Good day reader,
I pray you are doing well on this toasty Tuesday. Today’s entry is brought to you by a conversation I had with a dear friend in Iowa who also is in graduate school and happens to be blind. We were discussing what motivates us to keep on keeping on when all too often society either sets low expectations or flat out refuses to permit us to participate equally with our sighted peers all because we are blind. Whether it is parenting our children, accessing printed materials in school, finding employment or interacting with peers, we frequently have to be on our best game or at times face many criticisms. As much as I wish my blindness wasn’t a hindrance for others to get to know me, I have realized in some cases it truly is.
While I welcome questions, it is frustrating when I am constantly told, “You can’t do this or that” because you are blind. The world sure has drastically changed for the better when it comes to attitudes toward blindness; however, we sure have a ways to go. We still have a high rate of unemployment to decrease, many blind children who deserve to be taught to read Braille along with a myriad of access issues to fight for. This week there are two blindness conventions taking place; resolutions will be passed, records will be broken and many will realize the truth in the motto “live the life you want.” The real work comes in when those attending leave the safety and comfort zone of the blindness realm.
Well, to answer the subject of this post: I respectfully agree to disagree with the above attitudes, misconceptions and disbeliefs of our abilities. Just as most would think it absurd to say your visual acuity ranks your worth in society, our limitations do not define us. Rather it is the people we are, the contributions we make with our lives and how we choose to use the gifts God has given us which truly matter.
I realize I have to work harder than my sighted peers, because, well the world is not designed with blindness in mind which is okay. (I am not saying this to be snarky). I went onto graduate school out of necessity since I was automatically eliminated from undergrad jobs because I could not drive.
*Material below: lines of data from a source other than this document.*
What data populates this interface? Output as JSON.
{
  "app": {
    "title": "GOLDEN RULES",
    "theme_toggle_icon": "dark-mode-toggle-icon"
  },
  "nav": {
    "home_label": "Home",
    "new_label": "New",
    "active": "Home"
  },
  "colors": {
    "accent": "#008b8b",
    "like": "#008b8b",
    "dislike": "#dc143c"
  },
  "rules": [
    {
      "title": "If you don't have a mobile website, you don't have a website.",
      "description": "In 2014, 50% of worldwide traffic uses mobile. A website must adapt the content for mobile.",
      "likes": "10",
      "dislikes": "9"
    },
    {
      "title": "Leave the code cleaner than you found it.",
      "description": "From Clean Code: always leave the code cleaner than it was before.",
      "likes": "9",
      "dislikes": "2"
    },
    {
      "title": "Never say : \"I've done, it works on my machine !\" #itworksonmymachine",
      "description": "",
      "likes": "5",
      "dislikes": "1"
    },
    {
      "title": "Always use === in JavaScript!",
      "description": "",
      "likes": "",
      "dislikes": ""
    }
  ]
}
This may not be a popular thought but I believe as people who happen to be blind we have to prove ourselves a bit more than our sighted counterparts. Guess what? It is all good because the qualities of a hard work ethic, determination that we have cultivated are transferrable skills. This can be said for anyone, no matter how much sight you have or don’t have.
No matter where you are, no matter what challenge you are facing I implore you to agree to disagree, be brave and keep on stepping forward. If I can do it, so can you, my friend.
“Go back?” he thought. “No good at all! Go sideways? Impossible! Go forward? Only thing to do! On we go!” So up he got, and trotted along with his little sword held in front of him and one hand feeling the wall, and his heart all of a patter and a pitter.”
― J.R.R. Tolkien
Until next time,